This puzzle box was inspired by Roy Underhill’s Woodwright Shop. Based on an early American grease pot design it is crafted out of poplar. It measures 8 inches by 3 inches, just big enough to hide special jewels or a secret treasure.
The clean dovetail is essential to making this puzzle box work. Ideally, you want to use a harder wood than you used for the box.
Use a chisel to measure the width of a dovetail. Cut two sets of parallel line and carefully remove the outer edges, then cut it off the wooden beam.
Make use to secure the wood and cut very slowly to get a clean cut. If using a Japanese saw let the weight of the saw do the cutting, instead of using lots of force.
We tried drilling the hole before cutting and found out the pieces did not align tightly. Even a thin blade takes a lot of material from a piece of wood.
Remember to carve out the dovetail before cutting the lid and lock. Be prepared to make mistakes- that is all part of the process. For the locking slider make sure it is angled to secure the lid. We made that mistake more than once, so we used the wood that we made mistakes on for other projects.

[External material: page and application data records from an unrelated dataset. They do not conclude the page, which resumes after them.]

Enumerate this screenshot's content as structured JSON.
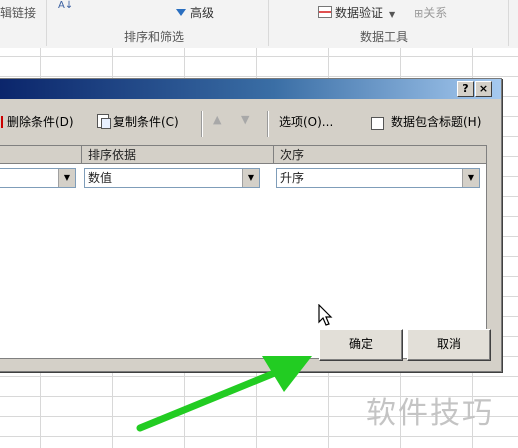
{
  "ribbon": {
    "link_label": "辑链接",
    "sort_asc_icon": "A↓",
    "advanced_label": "高级",
    "group_sort_filter": "排序和筛选",
    "data_validation_label": "数据验证",
    "relationships_label": "关系",
    "group_data_tools": "数据工具"
  },
  "dialog": {
    "help_btn": "?",
    "close_btn": "×",
    "delete_condition": "删除条件(D)",
    "copy_condition": "复制条件(C)",
    "options": "选项(O)...",
    "header_checkbox_label": "数据包含标题(H)",
    "columns": {
      "sort_on": "排序依据",
      "order": "次序"
    },
    "row": {
      "column_value": "",
      "sort_on_value": "数值",
      "order_value": "升序"
    },
    "ok": "确定",
    "cancel": "取消"
  },
  "watermark": "软件技巧",
  "colors": {
    "arrow": "#22cc22",
    "title_start": "#0a246a",
    "title_end": "#a6caf0"
  }
}
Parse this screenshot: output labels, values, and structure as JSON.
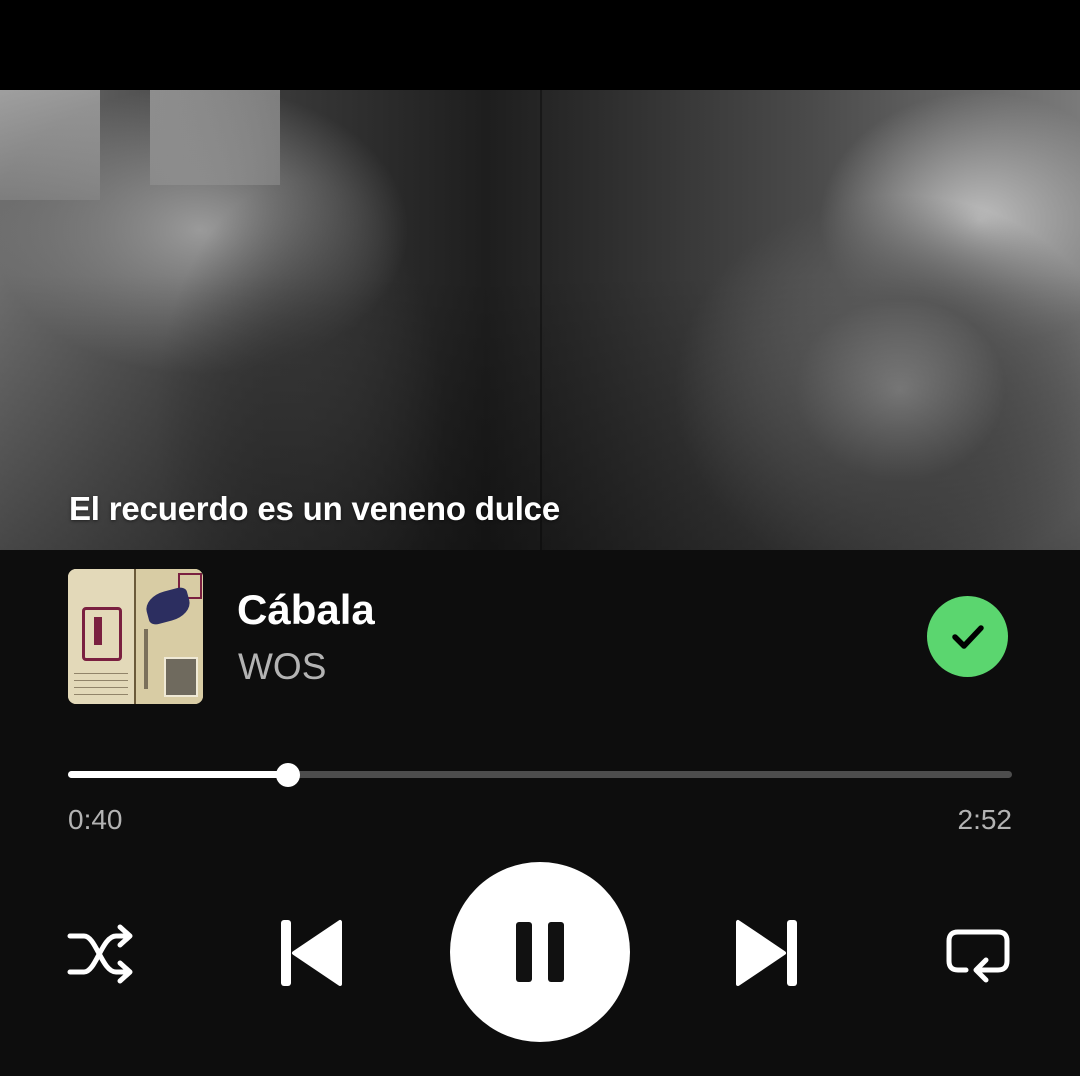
{
  "lyrics": {
    "current_line": "El recuerdo es un veneno dulce"
  },
  "track": {
    "title": "Cábala",
    "artist": "WOS",
    "saved": true
  },
  "progress": {
    "elapsed": "0:40",
    "total": "2:52",
    "fraction": 0.2326
  },
  "controls": {
    "shuffle_icon": "shuffle-icon",
    "previous_icon": "skip-previous-icon",
    "playpause_icon": "pause-icon",
    "next_icon": "skip-next-icon",
    "repeat_icon": "repeat-icon"
  },
  "colors": {
    "accent": "#5bd66f",
    "background": "#0d0d0d",
    "track_bg": "#4d4d4d",
    "secondary_text": "#b3b3b3"
  }
}
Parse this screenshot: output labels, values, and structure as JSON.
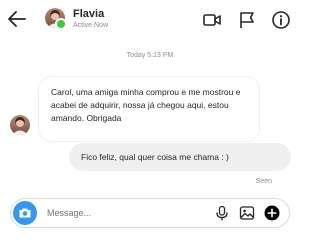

To make the dovetail pop, we typically use a darker stain. To make it harder to unlock, you can paint the whole piece to hide the locking mechanism.